• Try it
Work through the records below and copy every line that includes "this".

• Source data
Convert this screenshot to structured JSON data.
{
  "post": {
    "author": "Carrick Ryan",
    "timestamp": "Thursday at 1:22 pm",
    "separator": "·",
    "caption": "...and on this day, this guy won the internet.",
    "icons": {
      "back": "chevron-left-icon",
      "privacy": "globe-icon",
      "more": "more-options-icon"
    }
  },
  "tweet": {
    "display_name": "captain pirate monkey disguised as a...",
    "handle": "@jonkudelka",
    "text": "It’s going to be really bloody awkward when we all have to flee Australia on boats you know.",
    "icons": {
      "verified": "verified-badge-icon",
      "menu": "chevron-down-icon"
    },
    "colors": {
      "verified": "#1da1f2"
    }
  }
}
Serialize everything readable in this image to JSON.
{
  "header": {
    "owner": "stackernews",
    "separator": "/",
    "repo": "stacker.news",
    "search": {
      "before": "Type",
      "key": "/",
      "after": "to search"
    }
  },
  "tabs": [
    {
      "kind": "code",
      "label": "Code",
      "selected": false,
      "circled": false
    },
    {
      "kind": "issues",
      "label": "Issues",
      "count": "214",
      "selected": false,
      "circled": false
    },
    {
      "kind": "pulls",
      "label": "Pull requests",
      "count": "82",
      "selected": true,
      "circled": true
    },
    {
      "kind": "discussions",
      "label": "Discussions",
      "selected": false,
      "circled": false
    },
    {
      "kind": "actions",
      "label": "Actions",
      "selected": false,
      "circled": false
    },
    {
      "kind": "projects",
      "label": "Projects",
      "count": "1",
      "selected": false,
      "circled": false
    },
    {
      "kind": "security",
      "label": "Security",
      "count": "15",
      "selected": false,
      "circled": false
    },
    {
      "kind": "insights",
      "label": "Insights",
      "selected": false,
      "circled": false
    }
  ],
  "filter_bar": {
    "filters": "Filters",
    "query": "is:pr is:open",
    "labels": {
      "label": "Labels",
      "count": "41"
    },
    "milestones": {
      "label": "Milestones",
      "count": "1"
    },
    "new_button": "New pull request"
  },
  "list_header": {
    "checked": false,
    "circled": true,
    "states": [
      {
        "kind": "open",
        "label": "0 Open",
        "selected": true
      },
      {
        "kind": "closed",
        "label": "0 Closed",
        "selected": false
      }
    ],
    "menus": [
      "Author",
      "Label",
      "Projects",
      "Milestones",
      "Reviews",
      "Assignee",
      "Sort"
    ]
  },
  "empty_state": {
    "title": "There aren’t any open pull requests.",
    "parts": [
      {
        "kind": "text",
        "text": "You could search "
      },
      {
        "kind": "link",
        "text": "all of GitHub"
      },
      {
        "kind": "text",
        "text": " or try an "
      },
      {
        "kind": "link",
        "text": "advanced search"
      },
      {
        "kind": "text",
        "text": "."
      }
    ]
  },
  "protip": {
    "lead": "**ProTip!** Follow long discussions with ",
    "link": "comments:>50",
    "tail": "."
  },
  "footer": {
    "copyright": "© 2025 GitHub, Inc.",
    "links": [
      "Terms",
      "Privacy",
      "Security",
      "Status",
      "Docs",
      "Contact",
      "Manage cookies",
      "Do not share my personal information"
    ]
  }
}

• Expected answer
Convert this screenshot to structured JSON data.
    "caption": "...and on this day, this guy won the internet.",
Serialize everything readable in this image to JSON.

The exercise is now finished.